PROBLEM TO SOLVE – Make an exact copy of every entry, leaving the pictures out.

INFORMATION PROVIDED –

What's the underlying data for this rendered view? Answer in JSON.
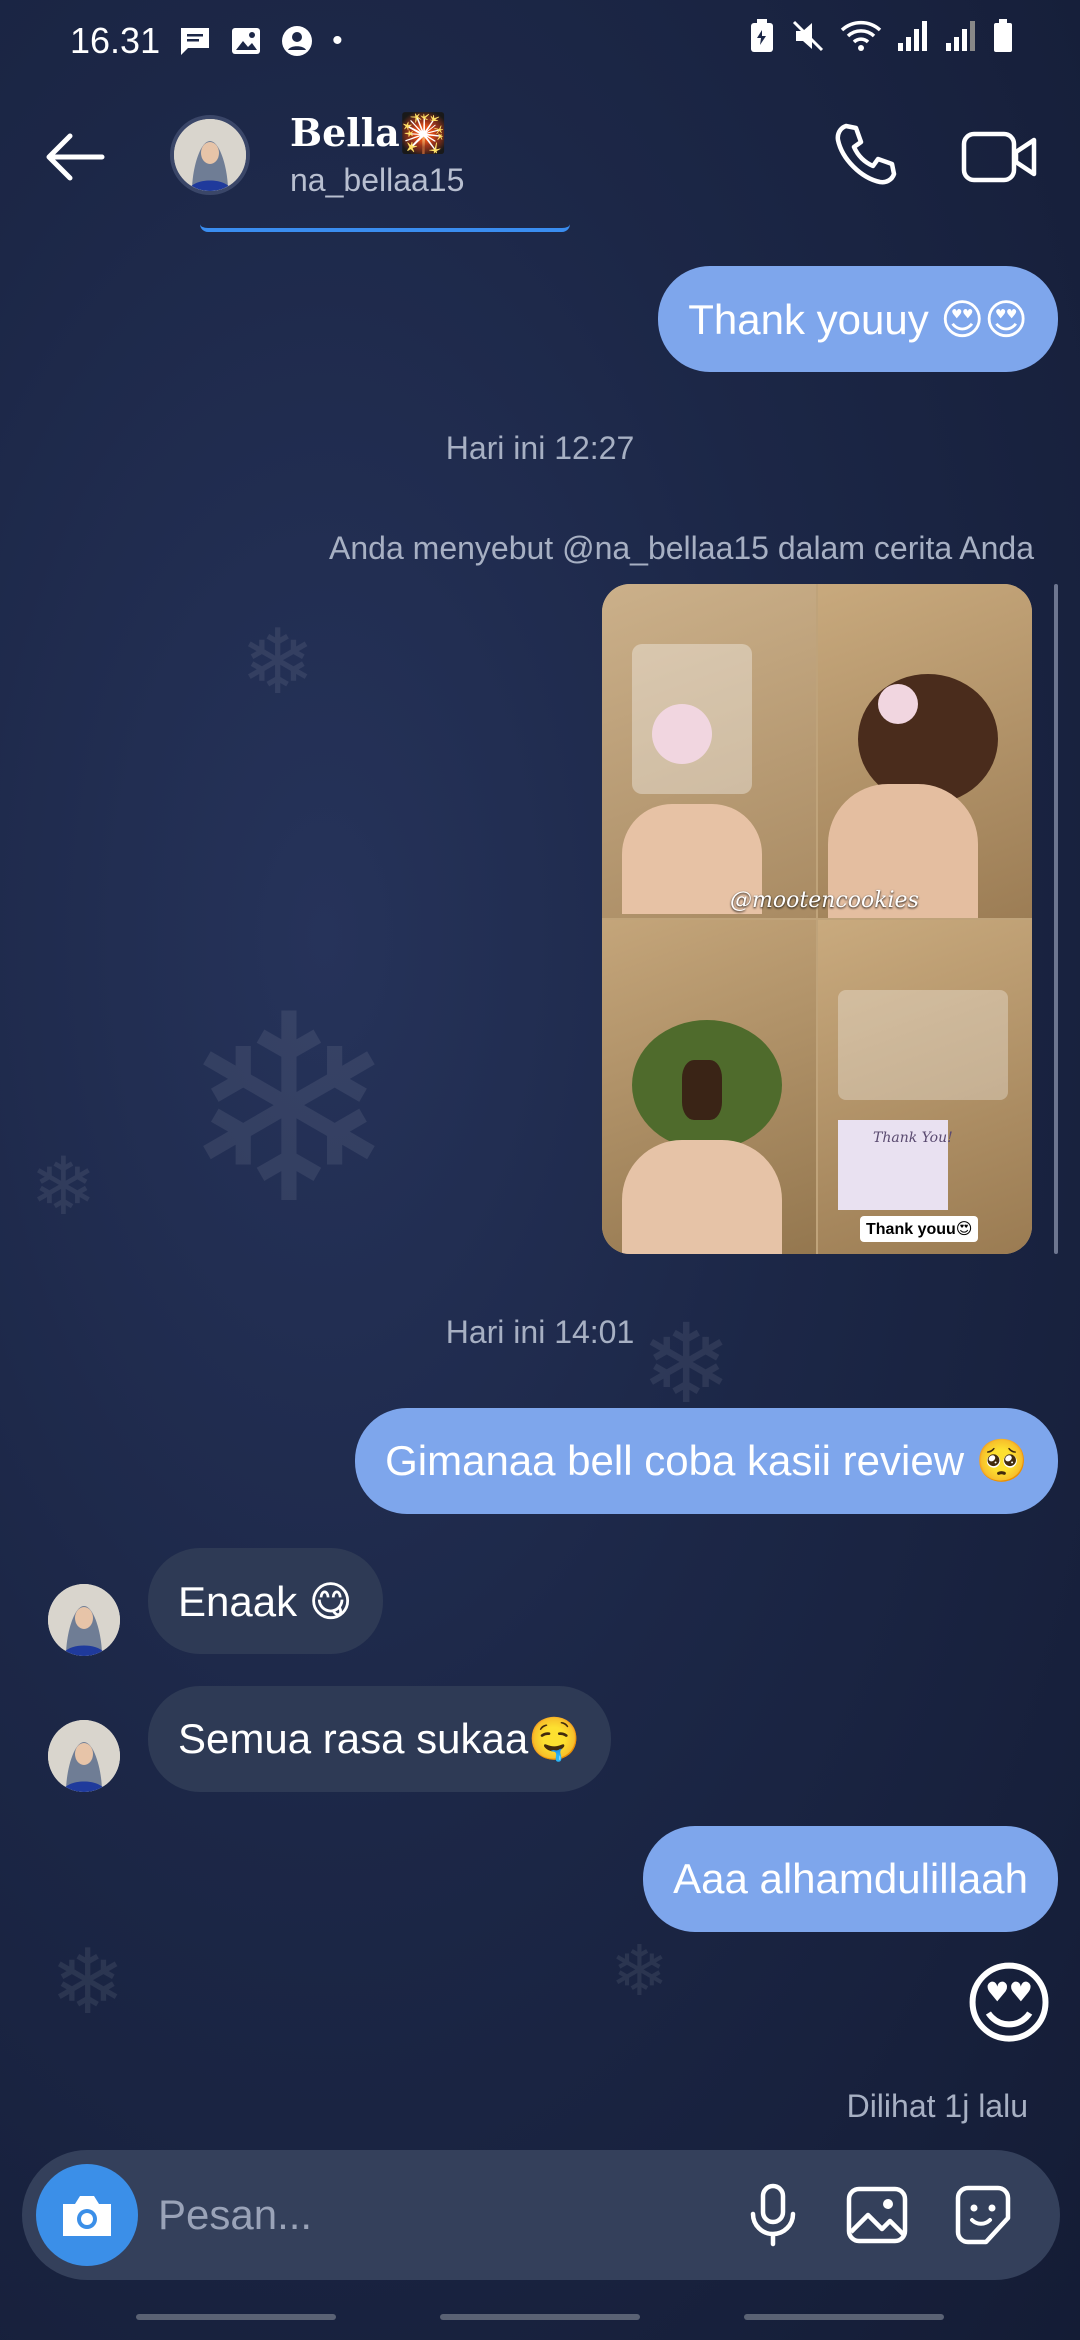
{
  "status_bar": {
    "time": "16.31",
    "dot": "•"
  },
  "header": {
    "name": "Bella🎇",
    "username": "na_bellaa15"
  },
  "messages": [
    {
      "type": "out",
      "text": "Thank youuy 😍😍"
    },
    {
      "type": "timestamp",
      "text": "Hari ini 12:27"
    },
    {
      "type": "story_mention",
      "text": "Anda menyebut @na_bellaa15 dalam cerita Anda"
    },
    {
      "type": "timestamp",
      "text": "Hari ini 14:01"
    },
    {
      "type": "out",
      "text": "Gimanaa bell coba kasii review 🥺"
    },
    {
      "type": "in",
      "text": "Enaak 😋"
    },
    {
      "type": "in",
      "text": "Semua rasa sukaa🤤"
    },
    {
      "type": "out",
      "text": "Aaa alhamdulillaah"
    },
    {
      "type": "out_emoji",
      "text": "😍"
    }
  ],
  "story": {
    "watermark": "@mootencookies",
    "sticker": "Thank youu😍",
    "card_text": "Thank You!"
  },
  "seen_text": "Dilihat 1j lalu",
  "composer": {
    "placeholder": "Pesan..."
  },
  "colors": {
    "outgoing": "#7ea6ec",
    "incoming": "#2e3a55",
    "accent": "#3b8fe8"
  }
}
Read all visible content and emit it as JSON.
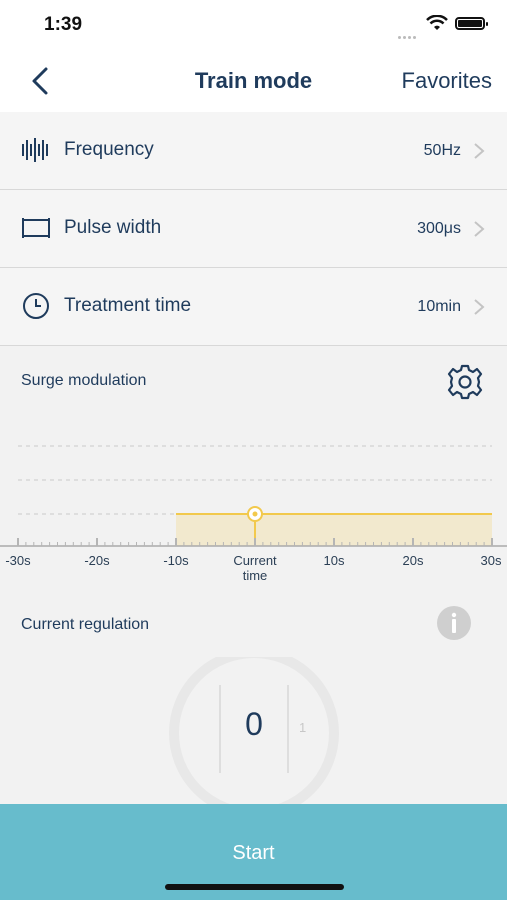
{
  "status_bar": {
    "time": "1:39"
  },
  "nav": {
    "back_icon": "chevron-left-icon",
    "title": "Train mode",
    "favorites_label": "Favorites"
  },
  "settings": [
    {
      "label": "Frequency",
      "value": "50Hz",
      "icon": "frequency-icon"
    },
    {
      "label": "Pulse width",
      "value": "300μs",
      "icon": "pulse-width-icon"
    },
    {
      "label": "Treatment time",
      "value": "10min",
      "icon": "clock-icon"
    }
  ],
  "surge": {
    "label": "Surge modulation",
    "settings_icon": "gear-icon",
    "ticks": [
      "-30s",
      "-20s",
      "-10s",
      "Current\ntime",
      "10s",
      "20s",
      "30s"
    ],
    "level_start_s": -10,
    "level_end_s": 30,
    "accent": "#f2c94c"
  },
  "regulation": {
    "label": "Current regulation",
    "info_icon": "info-icon",
    "current_value": "0",
    "next_value": "1"
  },
  "start": {
    "label": "Start",
    "color": "#67bccc"
  }
}
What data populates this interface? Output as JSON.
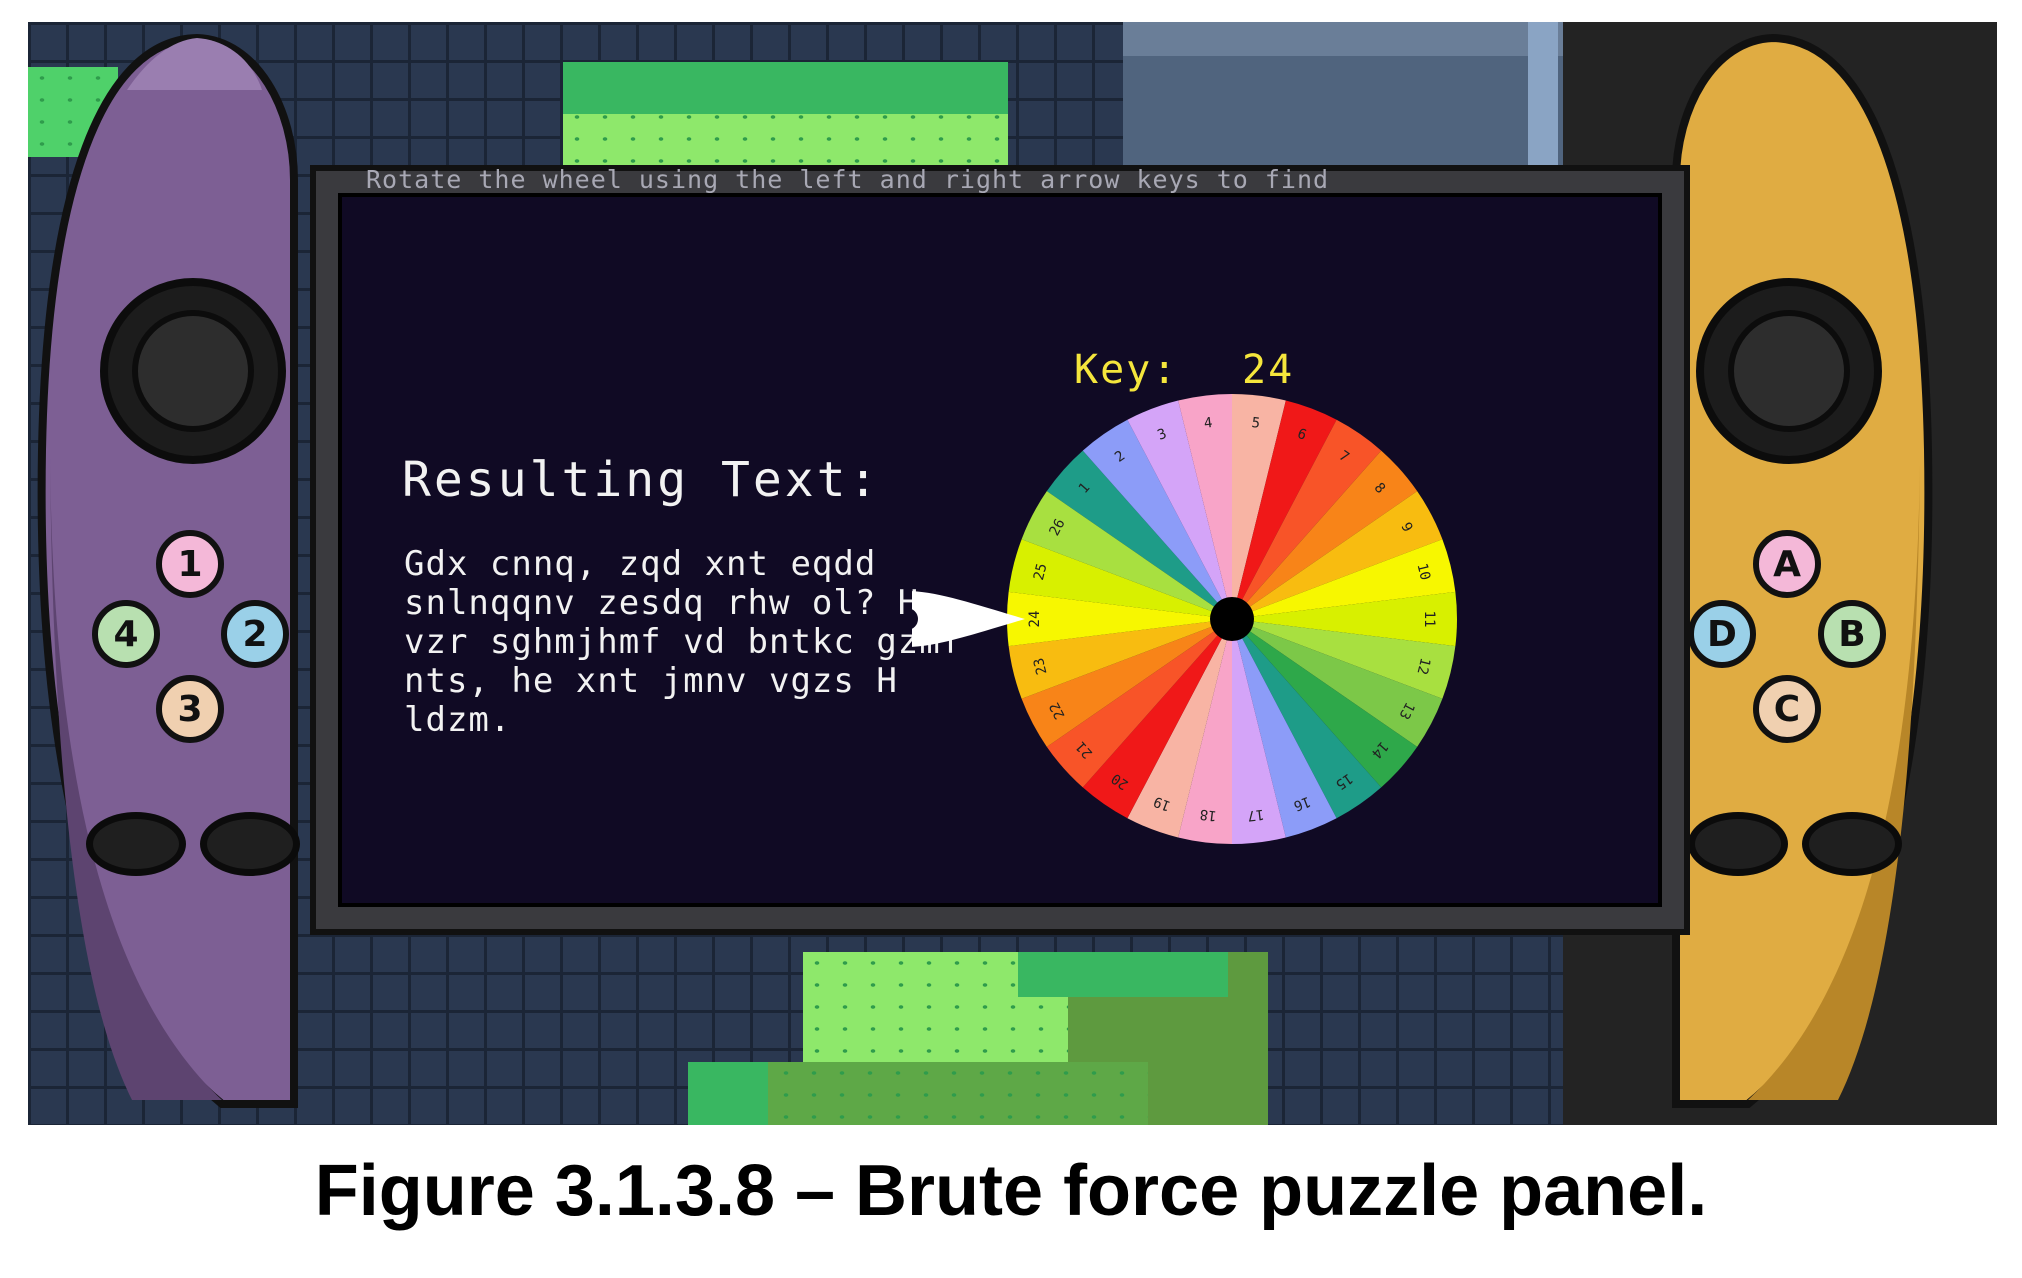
{
  "instructions": "Rotate the wheel using the left and right arrow keys to find\nthe correct key. Press enter to submit answer.",
  "result": {
    "heading": "Resulting Text:",
    "body": "Gdx cnnq, zqd xnt eqdd snlnqqnv zesdq rhw ol? H vzr sghmjhmf vd bntkc gzmf nts, he xnt jmnv vgzs H ldzm."
  },
  "key": {
    "label": "Key:",
    "value": "24"
  },
  "wheel": {
    "numbers": [
      "1",
      "2",
      "3",
      "4",
      "5",
      "6",
      "7",
      "8",
      "9",
      "10",
      "11",
      "12",
      "13",
      "14",
      "15",
      "16",
      "17",
      "18",
      "19",
      "20",
      "21",
      "22",
      "23",
      "24",
      "25",
      "26"
    ],
    "selected": "24",
    "colors": [
      "#f7f700",
      "#d8f000",
      "#a8e040",
      "#7cc848",
      "#2ea84a",
      "#1e9c88",
      "#8c9cf8",
      "#d4a4f8",
      "#f8a4c8",
      "#f8b4a4",
      "#f01818",
      "#f85428",
      "#f88418",
      "#f8bc10"
    ]
  },
  "left_controller": {
    "color": "#7d5f94",
    "buttons": [
      "1",
      "2",
      "3",
      "4"
    ]
  },
  "right_controller": {
    "color": "#e0ac42",
    "buttons": [
      "A",
      "B",
      "C",
      "D"
    ]
  },
  "caption": "Figure 3.1.3.8 – Brute force puzzle panel."
}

ANSWER TO THIS TASK –
What's the underlying data for this rendered view? Answer in JSON.
{
  "status_bar": {
    "time": "16.31",
    "dot": "•"
  },
  "header": {
    "name": "Bella🎇",
    "username": "na_bellaa15"
  },
  "messages": [
    {
      "type": "out",
      "text": "Thank youuy 😍😍"
    },
    {
      "type": "timestamp",
      "text": "Hari ini 12:27"
    },
    {
      "type": "story_mention",
      "text": "Anda menyebut @na_bellaa15 dalam cerita Anda"
    },
    {
      "type": "timestamp",
      "text": "Hari ini 14:01"
    },
    {
      "type": "out",
      "text": "Gimanaa bell coba kasii review 🥺"
    },
    {
      "type": "in",
      "text": "Enaak 😋"
    },
    {
      "type": "in",
      "text": "Semua rasa sukaa🤤"
    },
    {
      "type": "out",
      "text": "Aaa alhamdulillaah"
    },
    {
      "type": "out_emoji",
      "text": "😍"
    }
  ],
  "story": {
    "watermark": "@mootencookies",
    "sticker": "Thank youu😍",
    "card_text": "Thank You!"
  },
  "seen_text": "Dilihat 1j lalu",
  "composer": {
    "placeholder": "Pesan..."
  },
  "colors": {
    "outgoing": "#7ea6ec",
    "incoming": "#2e3a55",
    "accent": "#3b8fe8"
  }
}
Read all visible content and emit it as JSON.
{
  "status_bar": {
    "time": "1:39"
  },
  "nav": {
    "back_icon": "chevron-left-icon",
    "title": "Train mode",
    "favorites_label": "Favorites"
  },
  "settings": [
    {
      "label": "Frequency",
      "value": "50Hz",
      "icon": "frequency-icon"
    },
    {
      "label": "Pulse width",
      "value": "300μs",
      "icon": "pulse-width-icon"
    },
    {
      "label": "Treatment time",
      "value": "10min",
      "icon": "clock-icon"
    }
  ],
  "surge": {
    "label": "Surge modulation",
    "settings_icon": "gear-icon",
    "ticks": [
      "-30s",
      "-20s",
      "-10s",
      "Current\ntime",
      "10s",
      "20s",
      "30s"
    ],
    "level_start_s": -10,
    "level_end_s": 30,
    "accent": "#f2c94c"
  },
  "regulation": {
    "label": "Current regulation",
    "info_icon": "info-icon",
    "current_value": "0",
    "next_value": "1"
  },
  "start": {
    "label": "Start",
    "color": "#67bccc"
  }
}
What data populates this interface? Output as JSON.
{
  "instructions": "Rotate the wheel using the left and right arrow keys to find\nthe correct key. Press enter to submit answer.",
  "result": {
    "heading": "Resulting Text:",
    "body": "Gdx cnnq, zqd xnt eqdd snlnqqnv zesdq rhw ol? H vzr sghmjhmf vd bntkc gzmf nts, he xnt jmnv vgzs H ldzm."
  },
  "key": {
    "label": "Key:",
    "value": "24"
  },
  "wheel": {
    "numbers": [
      "1",
      "2",
      "3",
      "4",
      "5",
      "6",
      "7",
      "8",
      "9",
      "10",
      "11",
      "12",
      "13",
      "14",
      "15",
      "16",
      "17",
      "18",
      "19",
      "20",
      "21",
      "22",
      "23",
      "24",
      "25",
      "26"
    ],
    "selected": "24",
    "colors": [
      "#f7f700",
      "#d8f000",
      "#a8e040",
      "#7cc848",
      "#2ea84a",
      "#1e9c88",
      "#8c9cf8",
      "#d4a4f8",
      "#f8a4c8",
      "#f8b4a4",
      "#f01818",
      "#f85428",
      "#f88418",
      "#f8bc10"
    ]
  },
  "left_controller": {
    "color": "#7d5f94",
    "buttons": [
      "1",
      "2",
      "3",
      "4"
    ]
  },
  "right_controller": {
    "color": "#e0ac42",
    "buttons": [
      "A",
      "B",
      "C",
      "D"
    ]
  },
  "caption": "Figure 3.1.3.8 – Brute force puzzle panel."
}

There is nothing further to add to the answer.